- 03 August 2021
YUSHU, China – Midwifery training is not just for midwives. In fact, many kinds of health professionals can have midwifery skills – the medical knowledge and techniques necessary to facilitate safe childbirth.
In Yushu County, part of China's northwest Qinghai Province, midwifery training is helping not only nurses and nurse-midwives, but even physicians, who say the training has improved their skills when providing sexual and reproductive health services.
“As a doctor working in the field, I carry out multiple tasks including attending births, procuring medicines and providing outpatient services such as cervical and breast cancer screening,” said Dr. Cairen Sangji, a Tibetan doctor at the Yushu County Maternal and Child Health Hospital.
Dr. Cairen had provided maternal health care in her community for 15 years before undertaking the national standardized midwifery training in 2020. Even after caring for pregnant and postpartum women for more than a decade, “I learned many professional skills that I did not know before,” she explained.
UNFPA has been working with partners in China, including the National Health Commission, Chinese Maternal and Child Health Association, and Peking University Health Science Centre, to improve access to dignified, rights-based sexual and reproductive health care, including services to ensure safe motherhood.

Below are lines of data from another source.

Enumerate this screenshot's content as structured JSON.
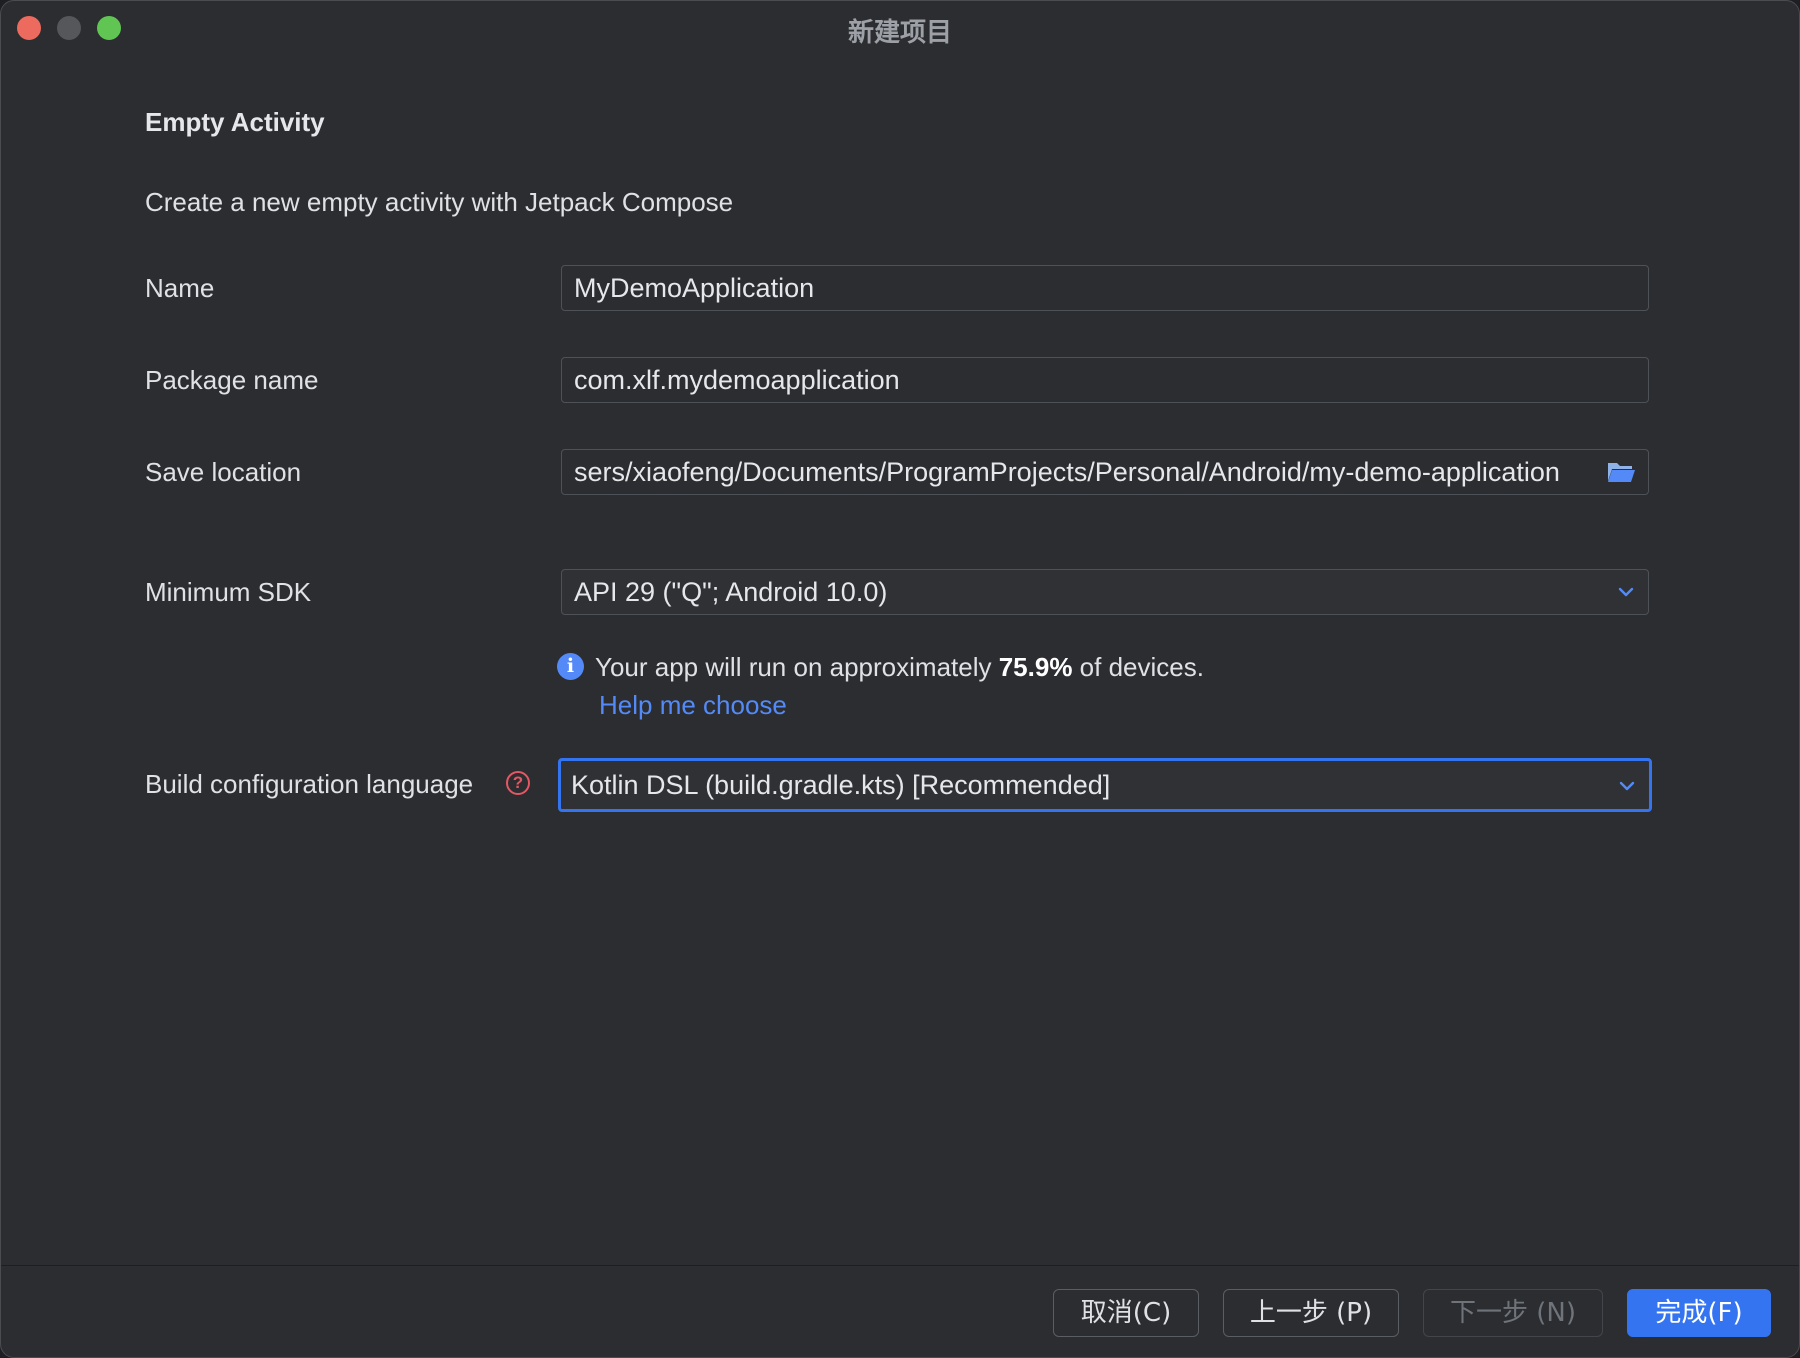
{
  "window": {
    "title": "新建项目"
  },
  "page": {
    "heading": "Empty Activity",
    "description": "Create a new empty activity with Jetpack Compose"
  },
  "form": {
    "name": {
      "label": "Name",
      "value": "MyDemoApplication"
    },
    "package": {
      "label": "Package name",
      "value": "com.xlf.mydemoapplication"
    },
    "location": {
      "label": "Save location",
      "value": "sers/xiaofeng/Documents/ProgramProjects/Personal/Android/my-demo-application"
    },
    "min_sdk": {
      "label": "Minimum SDK",
      "value": "API 29 (\"Q\"; Android 10.0)"
    },
    "sdk_info": {
      "prefix": "Your app will run on approximately ",
      "percent": "75.9%",
      "suffix": " of devices.",
      "link": "Help me choose"
    },
    "build_lang": {
      "label": "Build configuration language",
      "value": "Kotlin DSL (build.gradle.kts) [Recommended]"
    }
  },
  "footer": {
    "cancel": "取消(C)",
    "previous": "上一步 (P)",
    "next": "下一步 (N)",
    "finish": "完成(F)"
  },
  "colors": {
    "accent": "#3574f0",
    "link": "#548af7",
    "help": "#e55765"
  },
  "icons": [
    "info-icon",
    "help-icon",
    "folder-icon",
    "chevron-down-icon"
  ]
}
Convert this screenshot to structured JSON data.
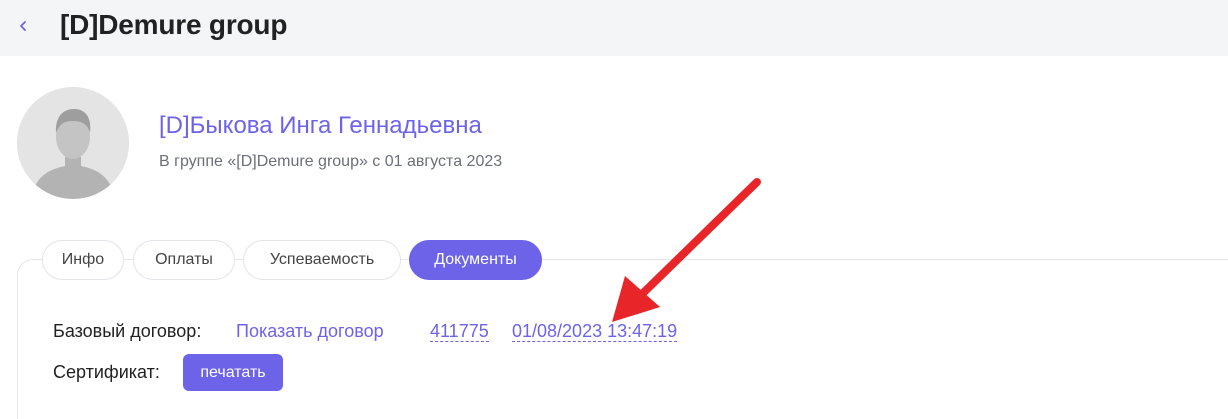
{
  "header": {
    "title": "[D]Demure group",
    "back_icon": "chevron-left-icon"
  },
  "profile": {
    "name": "[D]Быкова Инга Геннадьевна",
    "subtitle": "В группе «[D]Demure group» с 01 августа 2023",
    "avatar_icon": "user-avatar-placeholder"
  },
  "tabs": [
    {
      "label": "Инфо",
      "active": false
    },
    {
      "label": "Оплаты",
      "active": false
    },
    {
      "label": "Успеваемость",
      "active": false
    },
    {
      "label": "Документы",
      "active": true
    }
  ],
  "documents": {
    "contract_label": "Базовый договор:",
    "contract_link": "Показать договор",
    "contract_number": "411775",
    "contract_datetime": "01/08/2023 13:47:19",
    "certificate_label": "Сертификат:",
    "print_button": "печатать"
  },
  "colors": {
    "accent": "#6c63e9",
    "annotation_arrow": "#e8262a",
    "topbar_bg": "#f4f5f7"
  }
}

From 2016 to 2020, UNFPA supported midwifery education through a bachelor’s degree programme at eight medical universities, rolled out training programmes and initiated standardized midwifery training and testing. In China, where midwifery is not an independent profession but a set of specialized skills and knowledge, these efforts reached many kinds of medical professionals, including Dr. Cairen.

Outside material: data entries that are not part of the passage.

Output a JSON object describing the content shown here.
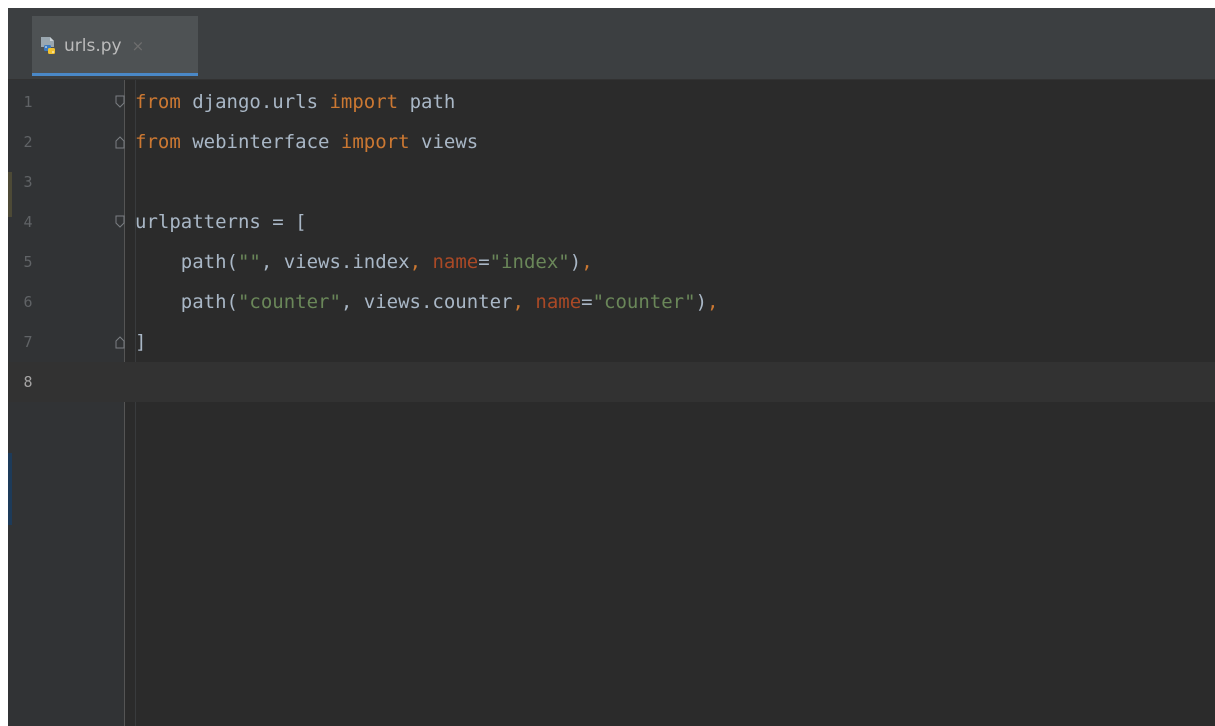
{
  "tab": {
    "filename": "urls.py",
    "close_glyph": "×",
    "icon": "python-file-icon"
  },
  "colors": {
    "keyword": "#cc7832",
    "identifier": "#a9b7c6",
    "string": "#6a8759",
    "param": "#aa4926",
    "gutter_number": "#606366",
    "background": "#2b2b2b"
  },
  "lines": [
    {
      "num": "1",
      "tokens": [
        {
          "t": "from",
          "c": "keyword"
        },
        {
          "t": " django.urls ",
          "c": "identifier"
        },
        {
          "t": "import",
          "c": "keyword"
        },
        {
          "t": " path",
          "c": "identifier"
        }
      ]
    },
    {
      "num": "2",
      "tokens": [
        {
          "t": "from",
          "c": "keyword"
        },
        {
          "t": " webinterface ",
          "c": "identifier"
        },
        {
          "t": "import",
          "c": "keyword"
        },
        {
          "t": " views",
          "c": "identifier"
        }
      ]
    },
    {
      "num": "3",
      "tokens": []
    },
    {
      "num": "4",
      "tokens": [
        {
          "t": "urlpatterns = [",
          "c": "identifier"
        }
      ]
    },
    {
      "num": "5",
      "tokens": [
        {
          "t": "    path(",
          "c": "identifier"
        },
        {
          "t": "\"\"",
          "c": "string"
        },
        {
          "t": ", views.index",
          "c": "identifier"
        },
        {
          "t": ", ",
          "c": "keyword"
        },
        {
          "t": "name",
          "c": "param"
        },
        {
          "t": "=",
          "c": "identifier"
        },
        {
          "t": "\"index\"",
          "c": "string"
        },
        {
          "t": ")",
          "c": "identifier"
        },
        {
          "t": ",",
          "c": "keyword"
        }
      ]
    },
    {
      "num": "6",
      "tokens": [
        {
          "t": "    path(",
          "c": "identifier"
        },
        {
          "t": "\"counter\"",
          "c": "string"
        },
        {
          "t": ", views.counter",
          "c": "identifier"
        },
        {
          "t": ", ",
          "c": "keyword"
        },
        {
          "t": "name",
          "c": "param"
        },
        {
          "t": "=",
          "c": "identifier"
        },
        {
          "t": "\"counter\"",
          "c": "string"
        },
        {
          "t": ")",
          "c": "identifier"
        },
        {
          "t": ",",
          "c": "keyword"
        }
      ]
    },
    {
      "num": "7",
      "tokens": [
        {
          "t": "]",
          "c": "identifier"
        }
      ]
    },
    {
      "num": "8",
      "tokens": []
    }
  ],
  "current_line": "8"
}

Dr. Cairen’s three-month standardized midwifery training course, in West China Second University Hospital of Sichuan University, taught her things that had not been covered in her earlier medical training, including skills to manage pregnancy complications.

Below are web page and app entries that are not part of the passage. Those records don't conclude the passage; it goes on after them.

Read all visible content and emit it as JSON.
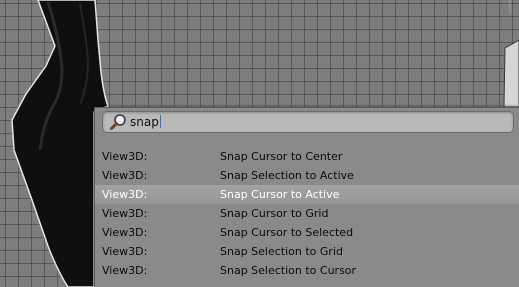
{
  "viewport": {
    "background": "#7d7d7d",
    "grid_color": "#505050",
    "object_color": "#0f0f0f",
    "object_edge_color": "#e6e6e6"
  },
  "search": {
    "icon": "magnifier-icon",
    "query": "snap",
    "accent": "#3b6bd6"
  },
  "results": [
    {
      "context": "View3D:",
      "name": "Snap Cursor to Center",
      "active": false
    },
    {
      "context": "View3D:",
      "name": "Snap Selection to Active",
      "active": false
    },
    {
      "context": "View3D:",
      "name": "Snap Cursor to Active",
      "active": true
    },
    {
      "context": "View3D:",
      "name": "Snap Cursor to Grid",
      "active": false
    },
    {
      "context": "View3D:",
      "name": "Snap Cursor to Selected",
      "active": false
    },
    {
      "context": "View3D:",
      "name": "Snap Selection to Grid",
      "active": false
    },
    {
      "context": "View3D:",
      "name": "Snap Selection to Cursor",
      "active": false
    }
  ]
}
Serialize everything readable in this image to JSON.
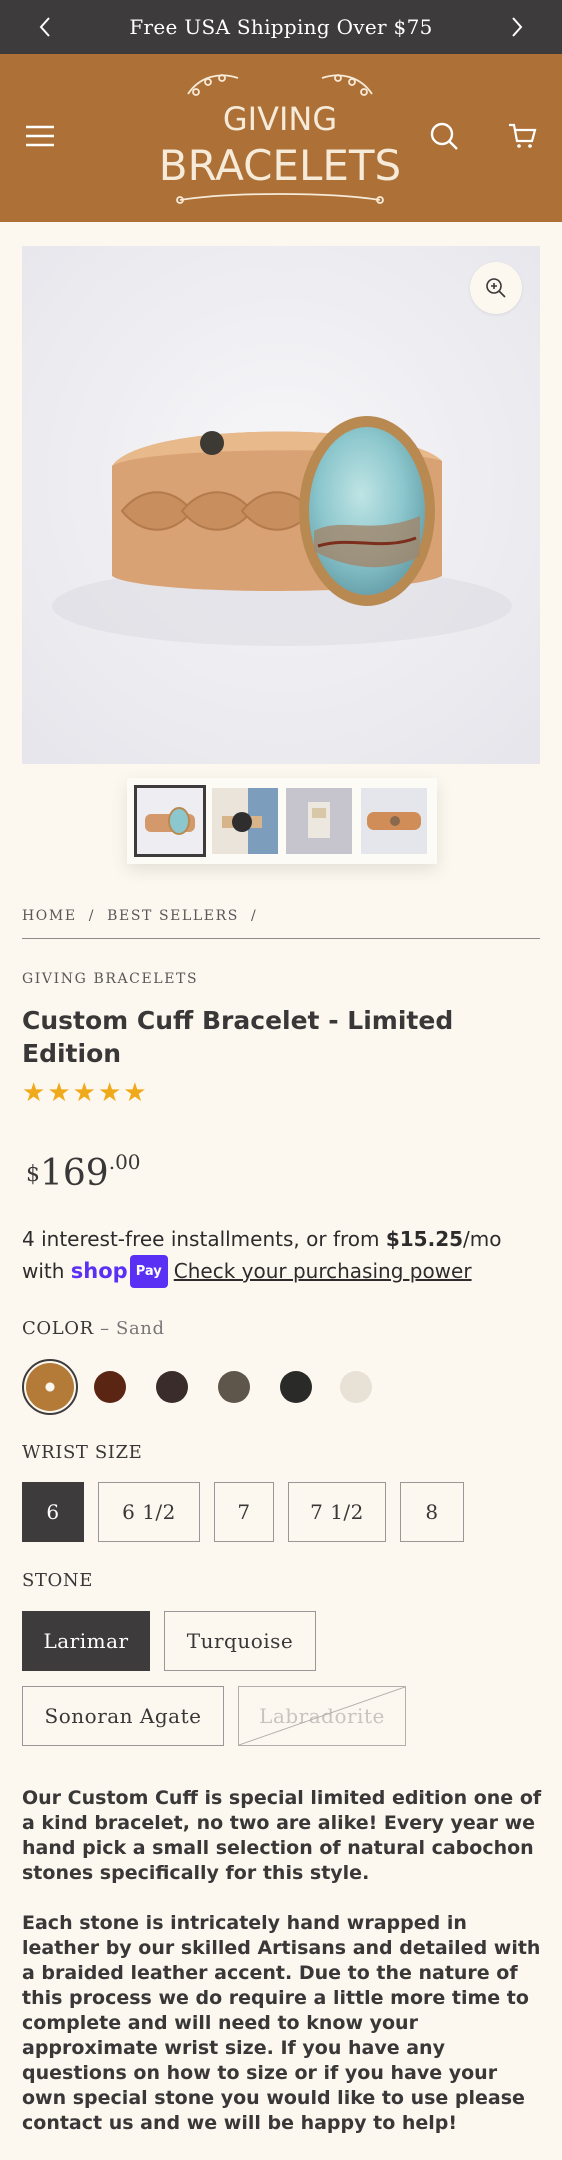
{
  "announcement": {
    "text": "Free USA Shipping Over $75"
  },
  "header": {
    "brand_line1": "GIVING",
    "brand_line2": "BRACELETS"
  },
  "breadcrumb": {
    "items": [
      "HOME",
      "/",
      "BEST SELLERS",
      "/"
    ]
  },
  "product": {
    "vendor": "GIVING BRACELETS",
    "title": "Custom Cuff Bracelet - Limited Edition",
    "rating": 5,
    "stars": [
      "★",
      "★",
      "★",
      "★",
      "★"
    ],
    "price": {
      "currency": "$",
      "whole": "169",
      "cents": ".00"
    },
    "installments": {
      "prefix": "4 interest-free installments, or from ",
      "amount": "$15.25",
      "suffix": "/mo",
      "with": "with ",
      "shop_text": "shop",
      "pay_text": "Pay",
      "link": "Check your purchasing power"
    }
  },
  "options": {
    "color": {
      "label": "COLOR",
      "selected": "– Sand",
      "swatches": [
        {
          "name": "Sand",
          "color": "#b47a38",
          "selected": true
        },
        {
          "name": "Brown",
          "color": "#5b2514"
        },
        {
          "name": "Dark Brown",
          "color": "#3b2c2c"
        },
        {
          "name": "Olive",
          "color": "#5e564a"
        },
        {
          "name": "Black",
          "color": "#2a2a28"
        },
        {
          "name": "Cream",
          "color": "#e8e1d6"
        }
      ]
    },
    "wrist_size": {
      "label": "WRIST SIZE",
      "values": [
        "6",
        "6 1/2",
        "7",
        "7 1/2",
        "8"
      ],
      "selected": "6"
    },
    "stone": {
      "label": "STONE",
      "values": [
        "Larimar",
        "Turquoise",
        "Sonoran Agate",
        "Labradorite"
      ],
      "selected": "Larimar",
      "unavailable": [
        "Labradorite"
      ]
    }
  },
  "description": {
    "p1": "Our Custom Cuff is special limited edition one of a kind bracelet, no two are alike! Every year we hand pick a small selection of natural cabochon stones specifically for this style.",
    "p2": "Each stone is intricately hand wrapped in leather by our skilled Artisans and detailed with a braided leather accent. Due to the nature of this process we do require a little more time to complete and will need to know your approximate wrist size. If you have any questions on how to size or if you have your own special stone you would like to use please contact us and we will be happy to help!"
  },
  "colors": {
    "announcement_bg": "#3e3b3d",
    "header_bg": "#ad7037",
    "page_bg": "#fcf8ef",
    "star": "#f0a91a",
    "shop_pay": "#5a31f4",
    "active_chip": "#3e3b3d"
  }
}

“One new skill I mastered is administration of maternal anaesthesia for perineal muscle relaxation,” she said.
Patients with higher-risk pregnancies who previously would have been referred to costly specialist hospitals can now be treated in Dr. Cairen’s hospital. One recent 41-year-old patient benefited from the local availability of these services.
“If she can deliver successfully here and the cost is within 1,200 yuan [about $185], it will be fully covered by the government,” Dr. Cairen said of the patient. “In other words, it means free delivery.”
Li Tingting, a nurse, also received standardized midwifery training with support from UNFPA project, which was run in Qinghai and Shanxi, two less developed provinces. Nurse Li says the education has made her think more carefully about how to provide respectful care at her hospital in Linfen Prefecture, Shanxi Province.
“I am also a mother, and I know the difficulties that women face during labour,” she explained. “All the medical jargon and unfriendly attitudes can only intensify the situation and make a pregnant woman more anxious.”
She goes the extra mile to ensure patients are informed and comfortable. She was able to communicate continuously and reassuringly with one patient who had a hearing disability by using written notes, for example. “The better you care about her, the more she will cooperate with you, and the smoother the process will be,” she said. “A professional midwife shall be both as gentle and reliable as a neighbourhood sister, and as strong and calm as a powerful woman able to manage all situations.”
Graduates of the midwifery programme say they see the difference in their work -- and in the comfort of their patients. “I am now more confident with my skills for providing quality care, and more women are willing to deliver in our hospital,” Dr. Cairen said. “The more and better skills we have, the more women and families we can help.”